**Aim of the exercise**
Taking each line of the material in turn, count those with the string "Area" and answer with the count alone.

Segment Open

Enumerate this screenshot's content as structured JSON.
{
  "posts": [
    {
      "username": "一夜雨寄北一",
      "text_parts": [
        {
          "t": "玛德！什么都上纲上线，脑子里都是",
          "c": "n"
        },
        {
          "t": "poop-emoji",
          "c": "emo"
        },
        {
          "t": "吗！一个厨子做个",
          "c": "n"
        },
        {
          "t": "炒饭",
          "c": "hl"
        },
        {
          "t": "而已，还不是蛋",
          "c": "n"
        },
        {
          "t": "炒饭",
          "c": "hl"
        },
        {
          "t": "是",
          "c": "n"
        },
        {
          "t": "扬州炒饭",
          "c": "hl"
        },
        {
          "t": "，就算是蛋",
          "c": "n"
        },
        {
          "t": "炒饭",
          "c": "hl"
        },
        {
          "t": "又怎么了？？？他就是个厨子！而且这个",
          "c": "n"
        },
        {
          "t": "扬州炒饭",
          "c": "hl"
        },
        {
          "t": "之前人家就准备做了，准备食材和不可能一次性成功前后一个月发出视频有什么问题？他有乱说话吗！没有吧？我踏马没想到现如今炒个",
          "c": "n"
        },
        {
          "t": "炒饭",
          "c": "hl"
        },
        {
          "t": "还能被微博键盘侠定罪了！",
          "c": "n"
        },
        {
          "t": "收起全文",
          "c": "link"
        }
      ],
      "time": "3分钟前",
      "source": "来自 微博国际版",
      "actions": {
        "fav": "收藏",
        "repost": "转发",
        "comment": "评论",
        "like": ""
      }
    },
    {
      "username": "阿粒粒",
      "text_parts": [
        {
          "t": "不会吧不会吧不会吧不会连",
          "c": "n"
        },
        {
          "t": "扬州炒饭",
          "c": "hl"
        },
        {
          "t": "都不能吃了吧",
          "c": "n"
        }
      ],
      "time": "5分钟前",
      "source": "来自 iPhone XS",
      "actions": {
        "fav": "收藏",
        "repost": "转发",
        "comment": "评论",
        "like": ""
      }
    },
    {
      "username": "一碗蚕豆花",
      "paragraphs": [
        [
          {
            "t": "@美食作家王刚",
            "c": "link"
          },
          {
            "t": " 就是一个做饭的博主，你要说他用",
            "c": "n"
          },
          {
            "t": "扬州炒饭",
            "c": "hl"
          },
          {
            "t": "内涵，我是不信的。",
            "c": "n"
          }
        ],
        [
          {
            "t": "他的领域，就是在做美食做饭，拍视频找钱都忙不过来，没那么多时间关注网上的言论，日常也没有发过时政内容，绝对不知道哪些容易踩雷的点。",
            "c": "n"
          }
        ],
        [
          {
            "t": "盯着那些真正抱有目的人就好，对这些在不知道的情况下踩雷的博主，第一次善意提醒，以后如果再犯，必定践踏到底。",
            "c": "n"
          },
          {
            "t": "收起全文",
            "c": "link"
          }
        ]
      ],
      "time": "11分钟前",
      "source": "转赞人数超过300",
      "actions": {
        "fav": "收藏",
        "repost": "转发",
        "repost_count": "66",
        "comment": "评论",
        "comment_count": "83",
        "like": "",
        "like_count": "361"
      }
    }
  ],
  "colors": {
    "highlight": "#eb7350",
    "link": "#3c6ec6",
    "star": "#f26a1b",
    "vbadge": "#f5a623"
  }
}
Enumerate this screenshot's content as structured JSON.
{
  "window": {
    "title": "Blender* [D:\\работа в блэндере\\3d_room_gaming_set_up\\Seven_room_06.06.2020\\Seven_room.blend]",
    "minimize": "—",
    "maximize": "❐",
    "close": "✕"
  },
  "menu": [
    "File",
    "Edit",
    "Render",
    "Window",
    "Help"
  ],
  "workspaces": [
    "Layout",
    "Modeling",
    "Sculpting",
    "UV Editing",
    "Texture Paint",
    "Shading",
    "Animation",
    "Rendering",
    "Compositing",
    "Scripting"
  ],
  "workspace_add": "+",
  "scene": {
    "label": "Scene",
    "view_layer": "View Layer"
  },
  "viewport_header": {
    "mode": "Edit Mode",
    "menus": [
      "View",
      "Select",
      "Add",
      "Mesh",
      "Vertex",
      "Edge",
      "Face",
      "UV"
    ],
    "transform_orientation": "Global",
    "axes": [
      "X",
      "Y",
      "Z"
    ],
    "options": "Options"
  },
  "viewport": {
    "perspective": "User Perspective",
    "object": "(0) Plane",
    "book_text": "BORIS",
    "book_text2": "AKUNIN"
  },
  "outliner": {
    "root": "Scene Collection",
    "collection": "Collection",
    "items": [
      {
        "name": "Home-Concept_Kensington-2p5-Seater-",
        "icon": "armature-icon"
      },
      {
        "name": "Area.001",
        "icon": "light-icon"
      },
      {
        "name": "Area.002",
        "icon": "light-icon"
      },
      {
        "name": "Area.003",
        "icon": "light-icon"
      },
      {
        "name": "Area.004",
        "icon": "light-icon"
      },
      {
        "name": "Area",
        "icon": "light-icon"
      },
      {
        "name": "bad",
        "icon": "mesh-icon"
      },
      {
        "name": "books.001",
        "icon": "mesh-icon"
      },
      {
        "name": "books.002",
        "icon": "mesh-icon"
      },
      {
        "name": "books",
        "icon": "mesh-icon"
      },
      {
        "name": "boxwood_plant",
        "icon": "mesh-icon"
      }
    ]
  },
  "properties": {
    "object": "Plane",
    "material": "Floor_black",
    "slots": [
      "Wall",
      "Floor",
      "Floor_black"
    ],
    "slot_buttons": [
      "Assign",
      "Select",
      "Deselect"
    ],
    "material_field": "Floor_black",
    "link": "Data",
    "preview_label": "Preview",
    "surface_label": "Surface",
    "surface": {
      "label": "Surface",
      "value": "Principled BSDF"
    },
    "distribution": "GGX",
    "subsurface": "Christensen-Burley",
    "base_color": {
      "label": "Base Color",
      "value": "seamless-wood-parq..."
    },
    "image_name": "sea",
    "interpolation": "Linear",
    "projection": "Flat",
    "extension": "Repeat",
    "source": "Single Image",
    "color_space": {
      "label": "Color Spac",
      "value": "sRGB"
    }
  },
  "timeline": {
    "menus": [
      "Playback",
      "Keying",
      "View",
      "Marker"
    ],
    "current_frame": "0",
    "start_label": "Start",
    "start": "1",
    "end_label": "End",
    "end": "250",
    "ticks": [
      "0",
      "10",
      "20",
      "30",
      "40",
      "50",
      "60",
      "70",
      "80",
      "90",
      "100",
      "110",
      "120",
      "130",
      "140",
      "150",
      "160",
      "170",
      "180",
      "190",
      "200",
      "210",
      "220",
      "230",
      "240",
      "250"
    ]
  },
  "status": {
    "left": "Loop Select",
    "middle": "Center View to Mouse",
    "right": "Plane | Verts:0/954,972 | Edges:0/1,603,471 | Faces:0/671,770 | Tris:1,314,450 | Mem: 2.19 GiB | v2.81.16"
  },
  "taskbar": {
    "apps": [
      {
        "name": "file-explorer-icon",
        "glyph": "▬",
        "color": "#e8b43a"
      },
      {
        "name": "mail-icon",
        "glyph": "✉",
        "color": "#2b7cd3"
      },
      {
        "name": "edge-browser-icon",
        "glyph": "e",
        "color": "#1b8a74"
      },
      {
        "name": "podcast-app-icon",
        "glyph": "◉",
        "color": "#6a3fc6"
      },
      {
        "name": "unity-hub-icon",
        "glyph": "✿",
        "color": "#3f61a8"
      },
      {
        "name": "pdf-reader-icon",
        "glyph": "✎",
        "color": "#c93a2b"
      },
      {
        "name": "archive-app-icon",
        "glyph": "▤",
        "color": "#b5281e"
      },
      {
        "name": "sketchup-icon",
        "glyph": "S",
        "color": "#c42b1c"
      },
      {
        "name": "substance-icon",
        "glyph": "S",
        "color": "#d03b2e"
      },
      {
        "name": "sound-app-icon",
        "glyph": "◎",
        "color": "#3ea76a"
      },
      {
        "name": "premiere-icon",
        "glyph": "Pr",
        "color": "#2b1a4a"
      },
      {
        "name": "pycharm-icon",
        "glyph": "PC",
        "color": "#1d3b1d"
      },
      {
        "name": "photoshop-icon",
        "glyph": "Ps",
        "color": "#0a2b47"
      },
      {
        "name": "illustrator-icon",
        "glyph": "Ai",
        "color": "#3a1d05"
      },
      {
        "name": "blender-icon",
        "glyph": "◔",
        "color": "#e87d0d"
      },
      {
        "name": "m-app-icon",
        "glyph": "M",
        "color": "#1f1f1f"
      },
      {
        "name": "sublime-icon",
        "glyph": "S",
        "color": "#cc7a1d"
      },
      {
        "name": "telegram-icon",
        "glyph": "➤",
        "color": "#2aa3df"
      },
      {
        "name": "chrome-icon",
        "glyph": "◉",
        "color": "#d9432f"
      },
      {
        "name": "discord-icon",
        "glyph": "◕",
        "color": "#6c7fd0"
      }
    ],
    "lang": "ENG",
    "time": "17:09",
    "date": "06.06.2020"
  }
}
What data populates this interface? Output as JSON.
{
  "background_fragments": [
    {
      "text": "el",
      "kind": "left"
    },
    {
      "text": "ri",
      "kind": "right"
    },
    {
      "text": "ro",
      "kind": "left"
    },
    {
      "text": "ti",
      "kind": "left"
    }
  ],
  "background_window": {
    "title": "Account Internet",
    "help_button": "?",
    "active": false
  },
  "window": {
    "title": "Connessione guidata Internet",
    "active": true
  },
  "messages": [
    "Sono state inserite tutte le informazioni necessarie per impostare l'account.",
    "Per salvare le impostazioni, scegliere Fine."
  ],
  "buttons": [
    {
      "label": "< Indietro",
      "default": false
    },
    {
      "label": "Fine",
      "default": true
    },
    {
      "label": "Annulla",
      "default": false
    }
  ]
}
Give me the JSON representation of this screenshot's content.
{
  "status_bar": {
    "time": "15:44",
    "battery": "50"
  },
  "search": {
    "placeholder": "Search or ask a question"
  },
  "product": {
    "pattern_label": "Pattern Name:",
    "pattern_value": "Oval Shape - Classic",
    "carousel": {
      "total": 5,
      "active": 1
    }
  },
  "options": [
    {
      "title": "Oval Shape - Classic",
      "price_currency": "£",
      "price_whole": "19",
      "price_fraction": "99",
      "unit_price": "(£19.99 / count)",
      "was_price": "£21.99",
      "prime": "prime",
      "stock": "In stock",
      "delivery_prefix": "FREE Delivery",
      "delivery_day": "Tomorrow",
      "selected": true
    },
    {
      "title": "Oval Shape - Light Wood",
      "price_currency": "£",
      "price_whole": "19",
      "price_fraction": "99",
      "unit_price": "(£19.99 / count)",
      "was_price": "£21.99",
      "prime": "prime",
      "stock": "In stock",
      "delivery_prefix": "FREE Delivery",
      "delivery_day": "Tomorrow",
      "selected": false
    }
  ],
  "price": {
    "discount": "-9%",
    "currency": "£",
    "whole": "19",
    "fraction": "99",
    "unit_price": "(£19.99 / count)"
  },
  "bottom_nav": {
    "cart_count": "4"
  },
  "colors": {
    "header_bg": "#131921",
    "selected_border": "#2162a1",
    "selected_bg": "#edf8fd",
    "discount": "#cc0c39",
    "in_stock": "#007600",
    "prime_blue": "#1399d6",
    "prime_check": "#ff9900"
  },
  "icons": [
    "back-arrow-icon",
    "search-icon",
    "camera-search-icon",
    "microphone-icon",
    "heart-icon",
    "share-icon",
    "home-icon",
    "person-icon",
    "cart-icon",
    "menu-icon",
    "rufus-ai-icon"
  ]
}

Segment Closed

**Completed exercise**
5